Planning for a loved one who has special needs often involves unique circumstances and may require extra care. If you are their primary financial provider or caregiver, you will probably want to ensure that your loved one is getting the proper care and funding they need in the event that you are no longer able to provide it for them. There are a variety of techniques that can be incorporated into your estate plan to care for your loved one who has special needs.
A special needs trust is a legal arrangement that allows individuals with disabilities to receive financial support without jeopardizing their eligibility for government benefits such as Medicaid or Supplemental Security Income (SSI). It is designed to provide for the needs of a person with a disability while preserving their eligibility for public assistance programs. A special needs trust can protect eligibility for government benefits, ensuring financial security, and providing for the long-term care and support of individuals with special needs.
It is important to make sure your assets are accurately accounted for and documented in the trust. If assets are not properly aligned with a special needs trust, it can create significant problems for your loved one with special needs.

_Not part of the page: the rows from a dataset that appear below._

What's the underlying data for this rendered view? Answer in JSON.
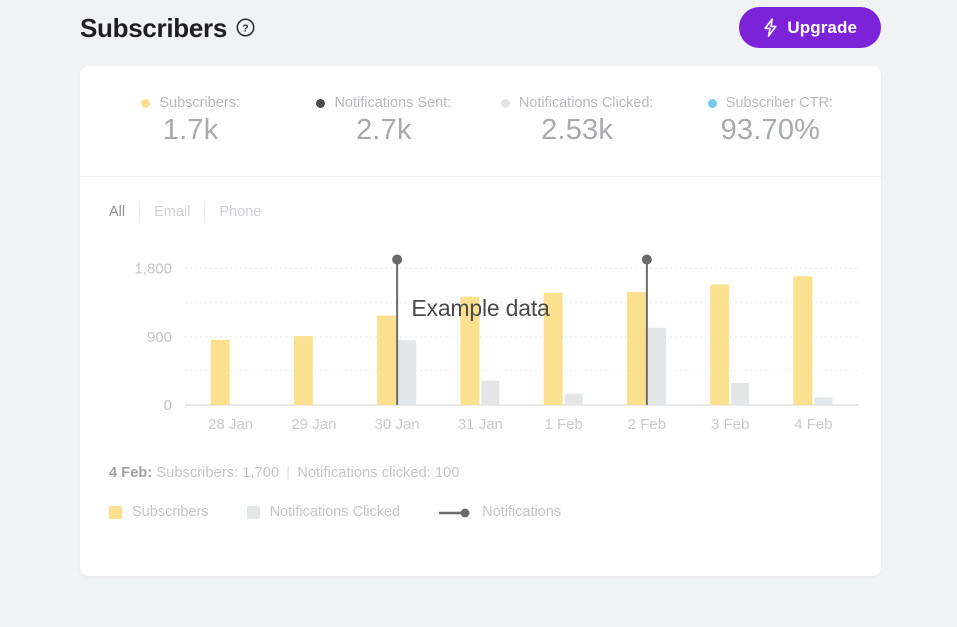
{
  "header": {
    "title": "Subscribers",
    "help_icon": "question-mark-circle-icon",
    "upgrade_label": "Upgrade",
    "upgrade_icon": "lightning-bolt-icon",
    "upgrade_color": "#7c23d9"
  },
  "stats": [
    {
      "label": "Subscribers:",
      "value": "1.7k",
      "dot_color": "#fbe18f"
    },
    {
      "label": "Notifications Sent:",
      "value": "2.7k",
      "dot_color": "#4a4a4a"
    },
    {
      "label": "Notifications Clicked:",
      "value": "2.53k",
      "dot_color": "#e4e5e7"
    },
    {
      "label": "Subscriber CTR:",
      "value": "93.70%",
      "dot_color": "#74c9ec"
    }
  ],
  "tabs": [
    {
      "label": "All",
      "active": true
    },
    {
      "label": "Email",
      "active": false
    },
    {
      "label": "Phone",
      "active": false
    }
  ],
  "watermark": "Example data",
  "caption": {
    "date": "4 Feb:",
    "subscribers": "Subscribers: 1,700",
    "separator": "|",
    "clicked": "Notifications clicked: 100"
  },
  "legend": [
    {
      "label": "Subscribers",
      "color": "#fbe18f",
      "marker": "square"
    },
    {
      "label": "Notifications Clicked",
      "color": "#e4e5e7",
      "marker": "square"
    },
    {
      "label": "Notifications",
      "color": "#6b6b6b",
      "marker": "line-dot"
    }
  ],
  "chart_data": {
    "type": "bar",
    "title": "",
    "xlabel": "",
    "ylabel": "",
    "categories": [
      "28 Jan",
      "29 Jan",
      "30 Jan",
      "31 Jan",
      "1 Feb",
      "2 Feb",
      "3 Feb",
      "4 Feb"
    ],
    "ytick_labels": [
      "0",
      "900",
      "1,800"
    ],
    "yticks": [
      0,
      900,
      1800
    ],
    "ylim": [
      0,
      1980
    ],
    "gridlines": [
      450,
      900,
      1350,
      1800
    ],
    "grid": true,
    "legend_position": "bottom-left",
    "series": [
      {
        "name": "Subscribers",
        "type": "bar",
        "color": "#fbe18f",
        "values": [
          860,
          910,
          1180,
          1430,
          1480,
          1490,
          1590,
          1700
        ]
      },
      {
        "name": "Notifications Clicked",
        "type": "bar",
        "color": "#e4e5e7",
        "values": [
          0,
          0,
          855,
          320,
          150,
          1020,
          290,
          100
        ]
      },
      {
        "name": "Notifications",
        "type": "stem",
        "color": "#6b6b6b",
        "points": [
          {
            "category": "30 Jan",
            "value": 1920
          },
          {
            "category": "2 Feb",
            "value": 1920
          }
        ]
      }
    ]
  }
}
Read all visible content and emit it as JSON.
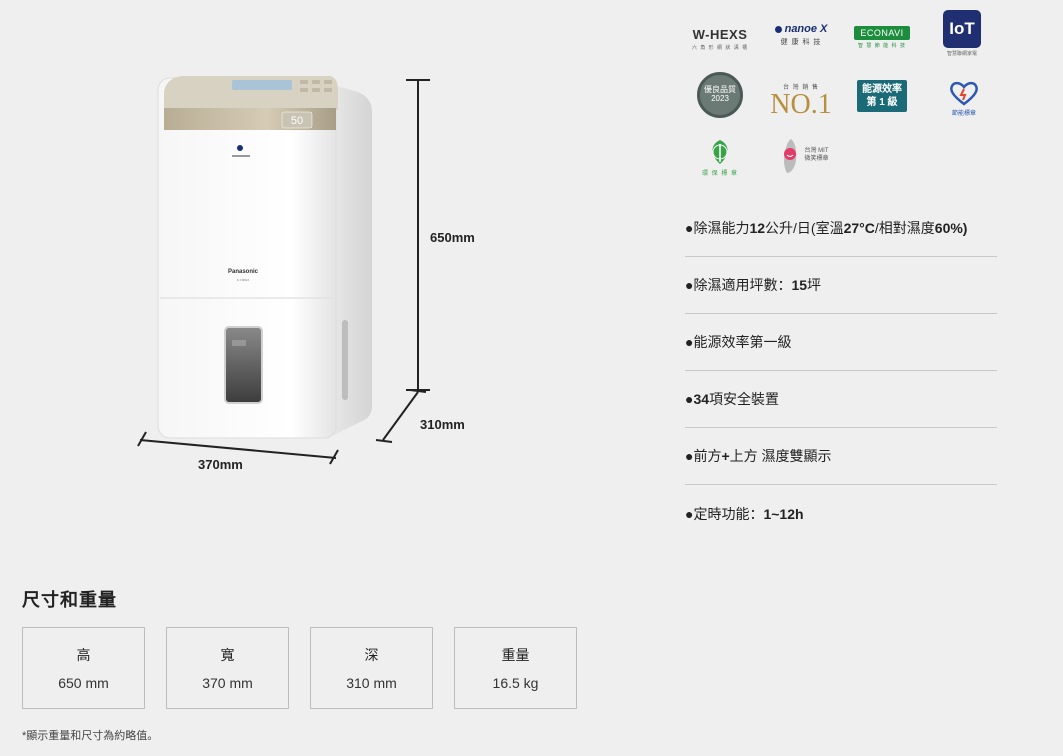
{
  "product": {
    "display_reading": "50",
    "brand_label": "Panasonic",
    "model_label": "F-Y28GX"
  },
  "dimensions_diagram": {
    "height_label": "650mm",
    "depth_label": "310mm",
    "width_label": "370mm"
  },
  "badges": {
    "whexs": {
      "name": "W-HEXS",
      "sub": "六 角 形 網 狀 溝 槽"
    },
    "nanoe": {
      "name": "nanoe X",
      "sub": "健 康 科 技"
    },
    "econavi": {
      "name": "ECONAVI",
      "sub": "智 慧 節 能 科 技"
    },
    "iot": {
      "name": "IoT",
      "sub": "智慧聯網家電"
    },
    "award": {
      "name": "優良品質",
      "sub": "2023"
    },
    "no1": {
      "name": "NO.1",
      "sub": "台 灣 銷 售"
    },
    "energy": {
      "line1": "能源效率",
      "line2": "第 1 級"
    },
    "saving": {
      "sub": "節能標章"
    },
    "eco": {
      "sub": "環 保 標 章"
    },
    "mit": {
      "line1": "台灣 MIT",
      "line2": "微笑標章"
    }
  },
  "features": [
    {
      "prefix": "●除濕能力",
      "bold1": "12",
      "mid": "公升/日(室溫",
      "bold2": "27°C",
      "mid2": "/相對濕度",
      "bold3": "60%)"
    },
    {
      "prefix": "●除濕適用坪數：",
      "bold1": "15",
      "mid": "坪",
      "bold2": "",
      "mid2": "",
      "bold3": ""
    },
    {
      "prefix": "●能源效率第一級",
      "bold1": "",
      "mid": "",
      "bold2": "",
      "mid2": "",
      "bold3": ""
    },
    {
      "prefix": "●",
      "bold1": "34",
      "mid": "項安全裝置",
      "bold2": "",
      "mid2": "",
      "bold3": ""
    },
    {
      "prefix": "●前方",
      "bold1": "+",
      "mid": "上方 濕度雙顯示",
      "bold2": "",
      "mid2": "",
      "bold3": ""
    },
    {
      "prefix": "●定時功能：",
      "bold1": "1~12h",
      "mid": "",
      "bold2": "",
      "mid2": "",
      "bold3": ""
    }
  ],
  "specs": {
    "title": "尺寸和重量",
    "items": [
      {
        "label": "高",
        "value": "650 mm"
      },
      {
        "label": "寬",
        "value": "370 mm"
      },
      {
        "label": "深",
        "value": "310 mm"
      },
      {
        "label": "重量",
        "value": "16.5 kg"
      }
    ],
    "footnote": "*顯示重量和尺寸為約略值。"
  },
  "colors": {
    "background": "#efefef",
    "panel_gold": "#c9bfa8",
    "iot_blue": "#1f2f72",
    "econavi_green": "#1c8c3d",
    "energy_teal": "#1b6a77",
    "no1_gold": "#b7903f"
  }
}
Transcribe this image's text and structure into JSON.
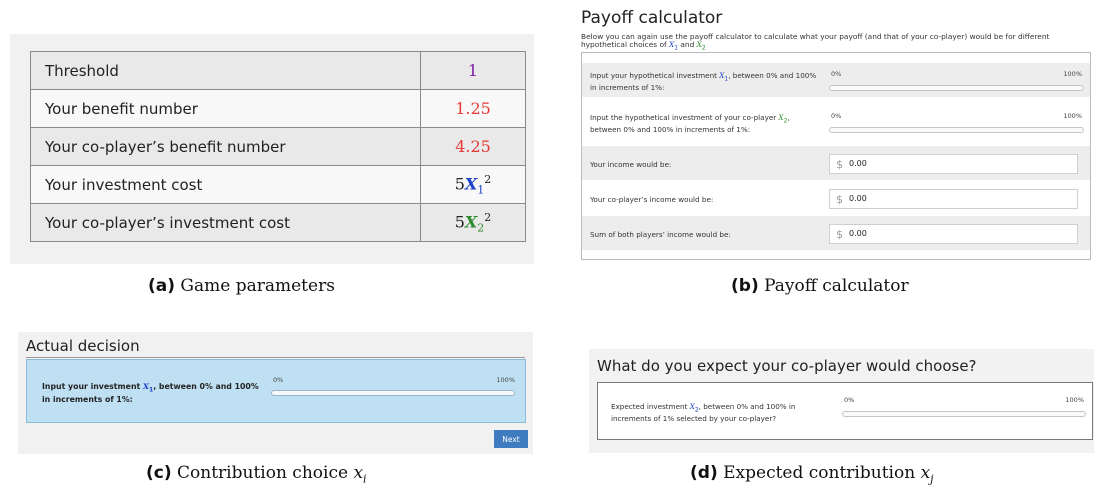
{
  "colors": {
    "threshold": "#7b1fa2",
    "benefit": "#e53935",
    "x1": "#1e40c8",
    "x2": "#2e8b2e",
    "next_button": "#3f7bbf",
    "decision_box": "#bfe0f3"
  },
  "panel_a": {
    "rows": [
      {
        "label": "Threshold",
        "value": "1"
      },
      {
        "label": "Your benefit number",
        "value": "1.25"
      },
      {
        "label": "Your co-player’s benefit number",
        "value": "4.25"
      },
      {
        "label": "Your investment cost",
        "coef": "5",
        "var": "X",
        "sub": "1",
        "sup": "2"
      },
      {
        "label": "Your co-player’s investment cost",
        "coef": "5",
        "var": "X",
        "sub": "2",
        "sup": "2"
      }
    ],
    "caption_letter": "(a)",
    "caption_text": "Game parameters"
  },
  "panel_b": {
    "title": "Payoff calculator",
    "desc_pre": "Below you can again use the payoff calculator to calculate what your payoff (and that of your co-player) would be for different hypothetical choices of ",
    "desc_and": " and ",
    "var": "X",
    "sub1": "1",
    "sub2": "2",
    "slider1": {
      "pre": "Input your hypothetical investment ",
      "post": ", between 0% and 100% in increments of 1%:",
      "min": "0%",
      "max": "100%"
    },
    "slider2": {
      "pre": "Input the hypothetical investment of your co-player ",
      "post": ", between 0% and 100% in increments of 1%:",
      "min": "0%",
      "max": "100%"
    },
    "outputs": [
      {
        "label": "Your income would be:",
        "currency": "$",
        "amount": "0.00"
      },
      {
        "label": "Your co-player’s income would be:",
        "currency": "$",
        "amount": "0.00"
      },
      {
        "label": "Sum of both players’ income would be:",
        "currency": "$",
        "amount": "0.00"
      }
    ],
    "caption_letter": "(b)",
    "caption_text": "Payoff calculator"
  },
  "panel_c": {
    "title": "Actual decision",
    "label_pre": "Input your investment ",
    "label_post": ", between 0% and 100% in increments of 1%:",
    "var": "X",
    "sub": "1",
    "min": "0%",
    "max": "100%",
    "next": "Next",
    "caption_letter": "(c)",
    "caption_text": "Contribution choice ",
    "caption_var": "x",
    "caption_sub": "i"
  },
  "panel_d": {
    "title": "What do you expect your co-player would choose?",
    "label_pre": "Expected investment ",
    "label_post": ", between 0% and 100% in increments of 1% selected by your co-player?",
    "var": "X",
    "sub": "2",
    "min": "0%",
    "max": "100%",
    "caption_letter": "(d)",
    "caption_text": "Expected contribution ",
    "caption_var": "x",
    "caption_sub": "j"
  }
}
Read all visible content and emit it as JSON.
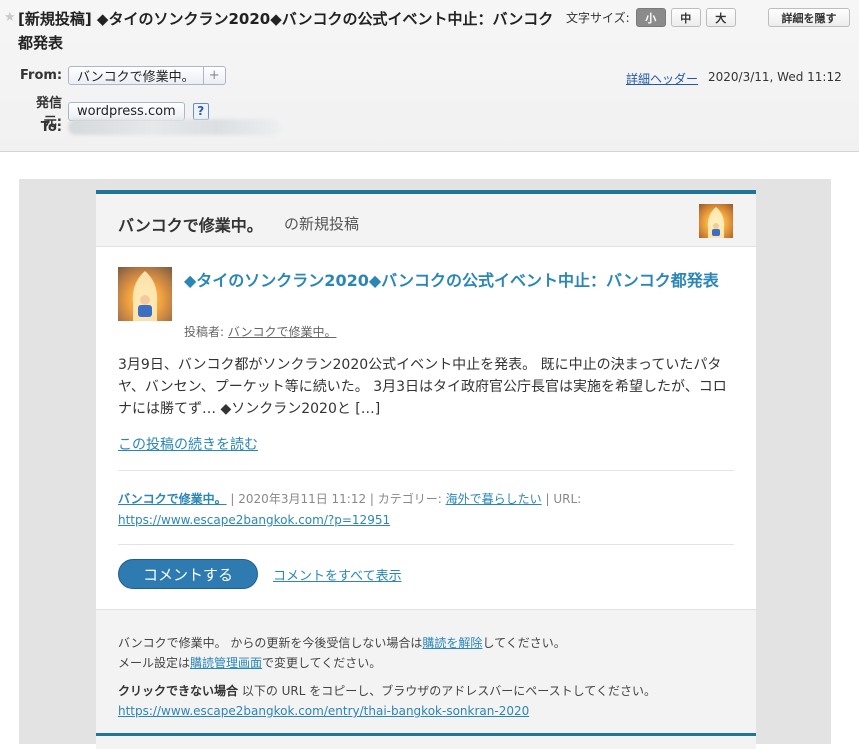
{
  "header": {
    "subject": "[新規投稿] ◆タイのソンクラン2020◆バンコクの公式イベント中止：バンコク都発表",
    "font_size_label": "文字サイズ:",
    "font_sizes": [
      "小",
      "中",
      "大"
    ],
    "hide_details": "詳細を隠す",
    "from_label": "From:",
    "from_name": "バンコクで修業中。",
    "from_plus": "+",
    "sender_label": "発信元:",
    "sender_domain": "wordpress.com",
    "sender_help": "?",
    "to_label": "To:",
    "detail_header_link": "詳細ヘッダー",
    "date": "2020/3/11, Wed 11:12"
  },
  "email": {
    "blog_name": "バンコクで修業中。",
    "heading_suffix": "の新規投稿",
    "post_title": "◆タイのソンクラン2020◆バンコクの公式イベント中止：バンコク都発表",
    "author_prefix": "投稿者:",
    "author_name": "バンコクで修業中。",
    "excerpt": "3月9日、バンコク都がソンクラン2020公式イベント中止を発表。 既に中止の決まっていたパタヤ、バンセン、プーケット等に続いた。 3月3日はタイ政府官公庁長官は実施を希望したが、コロナには勝てず… ◆ソンクラン2020と […]",
    "read_more": "この投稿の続きを読む",
    "meta_blog": "バンコクで修業中。",
    "meta_sep1": " | 2020年3月11日 11:12 | カテゴリー: ",
    "meta_category": "海外で暮らしたい",
    "meta_sep2": " | URL: ",
    "meta_url": "https://www.escape2bangkok.com/?p=12951",
    "comment_button": "コメントする",
    "all_comments": "コメントをすべて表示",
    "footer": {
      "unsub_pre": "バンコクで修業中。 からの更新を今後受信しない場合は",
      "unsub_link": "購読を解除",
      "unsub_post": "してください。",
      "settings_pre": "メール設定は",
      "settings_link": "購読管理画面",
      "settings_post": "で変更してください。",
      "noclick_bold": "クリックできない場合",
      "noclick_text": " 以下の URL をコピーし、ブラウザのアドレスバーにペーストしてください。",
      "post_url": "https://www.escape2bangkok.com/entry/thai-bangkok-sonkran-2020"
    }
  },
  "colors": {
    "accent": "#21759b",
    "link": "#2b86b8",
    "button": "#2e7bb2"
  }
}
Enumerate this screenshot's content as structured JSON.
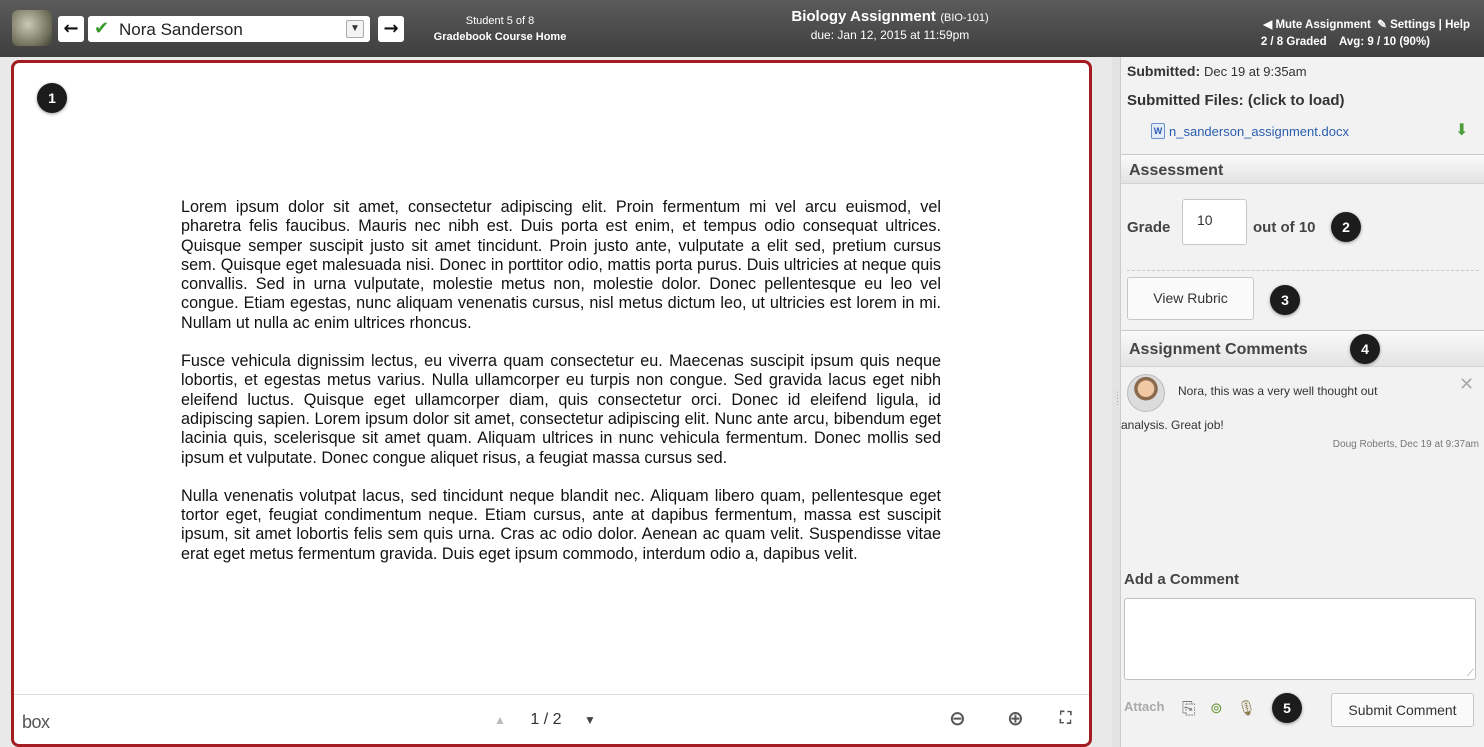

When assets are not held within a special needs trust, they are considered countable resources and can impact the individual’s eligibility for government benefits such as Medicaid and SSI. This can result in the loss of crucial benefits and support that the individual relies on for their healthcare, housing, and other essential needs. Properly aligning assets with a special needs trust ensures that the individual can maintain their eligibility for government benefits while still having access to supplemental resources to maintain their quality of life. It allows for the management and distribution of funds in a way that does not jeopardize their benefits while still providing for their long-term care and support.
Without a special needs trust, individuals may be forced to reduce their assets to qualify for government benefits, leaving them with limited resources to meet their ongoing needs. Additionally, if assets are left directly to the individual with a disability through a will or inheritance, it can disqualify them from receiving government benefits until those assets are depleted.
Be sure to plan properly for your loved one. Give us a call if you would like to set up a complimentary consultation or if you have any questions regarding special needs trusts.